Yay, second entry in our Dev Blog: the dialogue system! Seems that we may stick to the plan… For now.
Today I’ll talk about the changes we made to our dialogue system. One of the features of DiB that was very simple and straightforward. But also an important part of the gameplay. So we decided to make some cool enhancements to it.
(Everything you will see here is still early Work In Progress. Assume that many things will change until the release of the game)
First, we changed the way the portraits of our characters are shown during the dialogue. In DiB, the “speaker” was always the character on the left side of the screen, and the “listener” always on the right. It generated a lot of face swapping from left to right when the characters would exchange quick replies, it was not really pretty.
Now, we can label the character on the left or on the right as a “speaker”. When so, its portrait goes to the foreground, and the other one goes in the back, while being tinted black. We now have a better feeling of the character literally stepping forward to speak up. There are less “face swapping effects” too, as characters exchanging replies will stay in place and just come and go to the foreground, without exiting the screen.
We still have an animation for characters entering/exiting the conversation. Like in DiB they animate from outside the screen into the scene, in a quick translation.
Concerning the characters portraits themselves, we decided on keeping a stylized art-style, but adding more details to the characters. We zoomed out a little, so now we can see a bit of their clothing and stance, not just their head. We also added variations on the way they look at the camera: some look directly to the person they are talking to, and some adopt a more evasive position… It all adds up to their personality and the emotions they can feel during particular dialogues.
Moreover, in DiB we had 5 facial expressions for each character: Happy, Sad, Surprised, Angry and Neutral.
We have expanded on the system. And now we can have special expressions for some characters, not just limited to the basic ones. There’s also now a Smile expression to all the characters, and a Wink expression for most of them. (We will expand on that list when the need arise)
One of the big keyword when we thought about what we wanted to add in this sequel, was CHOICES. The dialogues in particular were an area where the player had no room to take tough, moral decisions. So that’s one of the first system we wanted to enhance for DiV. We want the player to feel invested in the fate of the group of people he/she is leading. And not just the day to day strategic decisions, but also in the little and big narrative moments between characters.
It made sense too as one of the big intentions of our games is to simulate evolving relationships inside a group of characters. So allowing the player to make choices that would drive these relationships in a way that he/she wanted was a mandatory improvement we had to do.

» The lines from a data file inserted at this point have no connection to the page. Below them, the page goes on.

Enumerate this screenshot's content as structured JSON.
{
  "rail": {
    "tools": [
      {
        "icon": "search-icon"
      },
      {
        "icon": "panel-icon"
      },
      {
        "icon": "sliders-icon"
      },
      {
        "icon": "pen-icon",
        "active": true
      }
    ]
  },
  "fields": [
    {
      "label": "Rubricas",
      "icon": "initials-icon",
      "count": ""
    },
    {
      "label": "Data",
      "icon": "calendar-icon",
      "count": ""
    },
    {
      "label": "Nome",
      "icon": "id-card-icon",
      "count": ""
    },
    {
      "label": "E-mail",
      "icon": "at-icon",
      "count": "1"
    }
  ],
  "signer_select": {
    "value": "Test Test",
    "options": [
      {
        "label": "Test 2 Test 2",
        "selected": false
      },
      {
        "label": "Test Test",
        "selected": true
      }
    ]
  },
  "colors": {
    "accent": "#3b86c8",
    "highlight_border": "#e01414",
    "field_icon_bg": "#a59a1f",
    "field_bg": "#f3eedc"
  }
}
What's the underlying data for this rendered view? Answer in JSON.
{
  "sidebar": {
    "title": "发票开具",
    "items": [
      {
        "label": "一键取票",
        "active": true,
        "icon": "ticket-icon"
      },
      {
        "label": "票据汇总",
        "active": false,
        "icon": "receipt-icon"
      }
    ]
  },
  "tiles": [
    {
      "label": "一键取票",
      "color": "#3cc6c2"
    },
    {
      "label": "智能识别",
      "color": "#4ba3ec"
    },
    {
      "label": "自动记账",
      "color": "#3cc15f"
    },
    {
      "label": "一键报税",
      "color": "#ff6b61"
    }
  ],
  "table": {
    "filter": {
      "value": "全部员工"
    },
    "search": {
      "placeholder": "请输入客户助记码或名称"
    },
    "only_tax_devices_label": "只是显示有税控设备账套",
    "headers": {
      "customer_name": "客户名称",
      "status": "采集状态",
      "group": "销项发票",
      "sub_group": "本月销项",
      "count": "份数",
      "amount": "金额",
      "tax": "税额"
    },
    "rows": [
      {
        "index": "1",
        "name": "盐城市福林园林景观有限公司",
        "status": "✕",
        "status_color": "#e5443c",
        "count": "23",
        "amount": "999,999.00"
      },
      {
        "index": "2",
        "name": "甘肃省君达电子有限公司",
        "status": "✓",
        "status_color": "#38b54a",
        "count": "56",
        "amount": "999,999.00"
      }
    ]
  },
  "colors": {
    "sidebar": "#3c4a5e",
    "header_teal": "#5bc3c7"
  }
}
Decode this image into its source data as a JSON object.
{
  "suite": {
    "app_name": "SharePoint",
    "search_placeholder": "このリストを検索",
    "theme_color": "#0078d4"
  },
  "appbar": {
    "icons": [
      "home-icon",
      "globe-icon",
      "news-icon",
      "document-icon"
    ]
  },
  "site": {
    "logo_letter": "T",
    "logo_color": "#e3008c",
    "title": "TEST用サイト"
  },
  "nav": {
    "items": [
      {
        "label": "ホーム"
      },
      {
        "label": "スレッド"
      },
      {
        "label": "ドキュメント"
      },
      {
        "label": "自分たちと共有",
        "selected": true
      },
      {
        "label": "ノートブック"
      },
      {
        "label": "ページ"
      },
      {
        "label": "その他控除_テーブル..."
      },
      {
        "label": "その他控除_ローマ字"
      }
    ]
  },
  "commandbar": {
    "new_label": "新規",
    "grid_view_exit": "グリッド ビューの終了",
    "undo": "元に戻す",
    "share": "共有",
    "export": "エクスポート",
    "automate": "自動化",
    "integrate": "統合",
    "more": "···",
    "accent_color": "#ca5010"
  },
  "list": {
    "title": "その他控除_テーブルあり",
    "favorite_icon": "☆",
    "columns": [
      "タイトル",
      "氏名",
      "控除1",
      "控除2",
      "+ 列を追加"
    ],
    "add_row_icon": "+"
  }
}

So now, the player will have the possibility to choose answers for his/her characters during dialogues! *Applause*
It’s may seem like a basic feature to have in any kind of RPG or Adventure game. But for us it raised many questions and design problems that we had to overcome. For example, in DiV you don’t play ONE character. You play a group, with members of it that can die at any non-scripted moment… And probably inside a dialogue… So… We had to find rules and systems to make it work, and I think we have. In terms of narrative, it’s also a challenge because it’s not natural for a player to be confronted to choices for character A on character B, and then for character B on character A. It can be felt like cheating the narrative if done in the wrong way. So we must be careful with that too.
One last element that was to be taken into consideration too, and that you don’t particulary see as a player, is that the dialogues writing is SO much harder when you have choices. You can’t easily write a few sentences that go from point A to point B. But you must take into account branching ways in the dialogues. As a designer, you can fake it by giving “false” choices to the player that all end up on the same finishing branch. But we don’t want to overuse this kind of trick, if we want our choices to have impact, we must acknowledge as designers that some diverses choices will lead to more or less good, long and rewarding dialogues.

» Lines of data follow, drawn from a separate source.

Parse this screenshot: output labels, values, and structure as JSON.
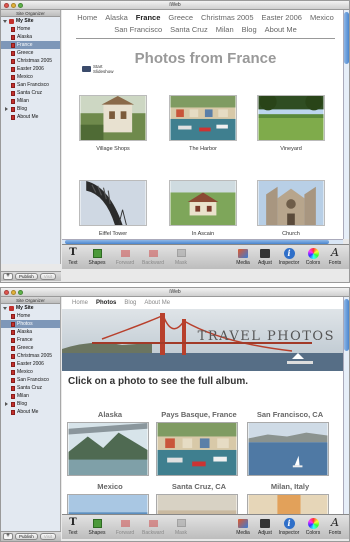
{
  "app_title": "iWeb",
  "sidebar": {
    "header": "Site Organizer",
    "site": "My Site",
    "pages_top": [
      "Home",
      "Alaska",
      "France",
      "Greece",
      "Christmas 2005",
      "Easter 2006",
      "Mexico",
      "San Francisco",
      "Santa Cruz",
      "Milan",
      "Blog",
      "About Me"
    ],
    "pages_bottom": [
      "Home",
      "Photos",
      "Alaska",
      "France",
      "Greece",
      "Christmas 2005",
      "Easter 2006",
      "Mexico",
      "San Francisco",
      "Santa Cruz",
      "Milan",
      "Blog",
      "About Me"
    ],
    "selected_top": "France",
    "selected_bottom": "Photos",
    "plus": "+",
    "publish": "Publish",
    "visit": "Visit"
  },
  "france_page": {
    "nav": [
      "Home",
      "Alaska",
      "France",
      "Greece",
      "Christmas 2005",
      "Easter 2006",
      "Mexico",
      "San Francisco",
      "Santa Cruz",
      "Milan",
      "Blog",
      "About Me"
    ],
    "current": "France",
    "title": "Photos from France",
    "slideshow": "Start Slideshow",
    "photos": [
      "Village Shops",
      "The Harbor",
      "Vineyard",
      "Eiffel Tower",
      "In Ascain",
      "Church"
    ]
  },
  "photos_page": {
    "nav": [
      "Home",
      "Photos",
      "Blog",
      "About Me"
    ],
    "current": "Photos",
    "banner_title": "TRAVEL PHOTOS",
    "prompt": "Click on a photo to see the full album.",
    "albums": [
      "Alaska",
      "Pays Basque, France",
      "San Francisco, CA",
      "Mexico",
      "Santa Cruz, CA",
      "Milan, Italy"
    ]
  },
  "toolbar": {
    "text": "Text",
    "shapes": "Shapes",
    "forward": "Forward",
    "backward": "Backward",
    "mask": "Mask",
    "media": "Media",
    "adjust": "Adjust",
    "inspector": "Inspector",
    "colors": "Colors",
    "fonts": "Fonts"
  },
  "colors": {
    "selection": "#7e97b8",
    "page_icon": "#c2302c",
    "scroll_accent": "#4a86cf"
  }
}
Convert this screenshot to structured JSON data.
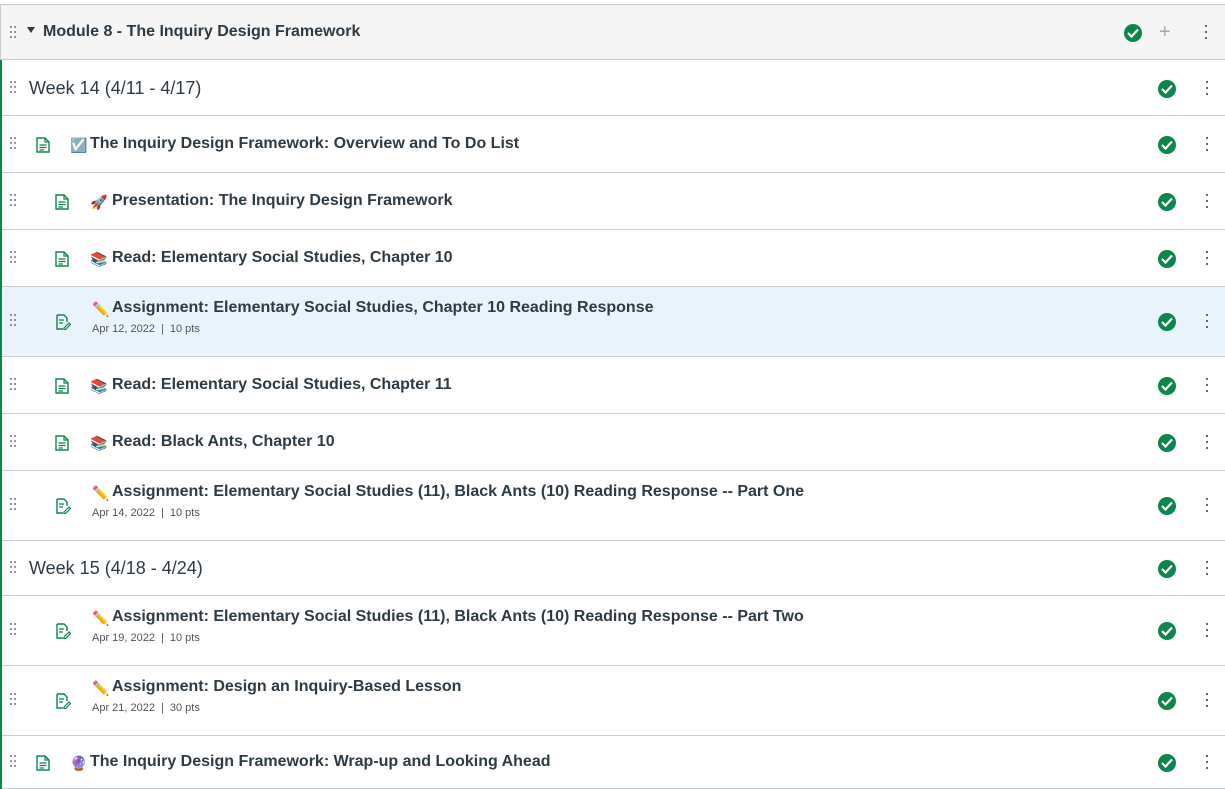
{
  "module": {
    "title": "Module 8 - The Inquiry Design Framework"
  },
  "rows": [
    {
      "kind": "subheader",
      "title": "Week 14 (4/11 - 4/17)"
    },
    {
      "kind": "page",
      "emoji": "☑️",
      "title": "The Inquiry Design Framework: Overview and To Do List"
    },
    {
      "kind": "page",
      "emoji": "🚀",
      "title": "Presentation: The Inquiry Design Framework"
    },
    {
      "kind": "page",
      "emoji": "📚",
      "title": "Read: Elementary Social Studies, Chapter 10"
    },
    {
      "kind": "assignment",
      "emoji": "✏️",
      "title": "Assignment: Elementary Social Studies, Chapter 10 Reading Response",
      "date": "Apr 12, 2022",
      "points": "10 pts"
    },
    {
      "kind": "page",
      "emoji": "📚",
      "title": "Read: Elementary Social Studies, Chapter 11"
    },
    {
      "kind": "page",
      "emoji": "📚",
      "title": "Read: Black Ants, Chapter 10"
    },
    {
      "kind": "assignment",
      "emoji": "✏️",
      "title": "Assignment: Elementary Social Studies (11), Black Ants (10) Reading Response -- Part One",
      "date": "Apr 14, 2022",
      "points": "10 pts"
    },
    {
      "kind": "subheader",
      "title": "Week 15 (4/18 - 4/24)"
    },
    {
      "kind": "assignment",
      "emoji": "✏️",
      "title": "Assignment: Elementary Social Studies (11), Black Ants (10) Reading Response -- Part Two",
      "date": "Apr 19, 2022",
      "points": "10 pts"
    },
    {
      "kind": "assignment",
      "emoji": "✏️",
      "title": "Assignment: Design an Inquiry-Based Lesson",
      "date": "Apr 21, 2022",
      "points": "30 pts"
    },
    {
      "kind": "page",
      "emoji": "🔮",
      "title": "The Inquiry Design Framework: Wrap-up and Looking Ahead"
    }
  ],
  "separator": "|",
  "icons": {
    "published": "published-check-icon",
    "add": "plus-icon",
    "menu": "kebab-menu-icon",
    "drag": "drag-handle-icon",
    "page": "page-icon",
    "assignment": "assignment-icon"
  },
  "colors": {
    "published": "#0b874b",
    "highlight": "#e8f3fb",
    "module_border": "#0b874b"
  }
}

It’s hard to accept, because as a designer you want that the player experience is always consistent and balanced. But we think that a little chaos in design can lead to interesting moments for the player, the pleasure of discovery, etc, etc…
Ah, and as a side note, it’s not only much harder to write, but also much, much longer! We now have to input all the branching options in a nice tool. And at least twice the amount of work in pure writing for each dialogue with branching options. (We use a heavily customized version of Dialogue System for Unity)
All in all, we are very happy with the first few tests with this new system. We think it will add a lot to the gameplay of DiV and will provide with a lot of “I don’t know what to choose!” moments. But we don’t want to sacrifice content quantity. So we’ll have to work extra hard to write two to three times more dialogue content than in DiB! (There were about 150 dialogues in DiB, we aim for 300 in DiV)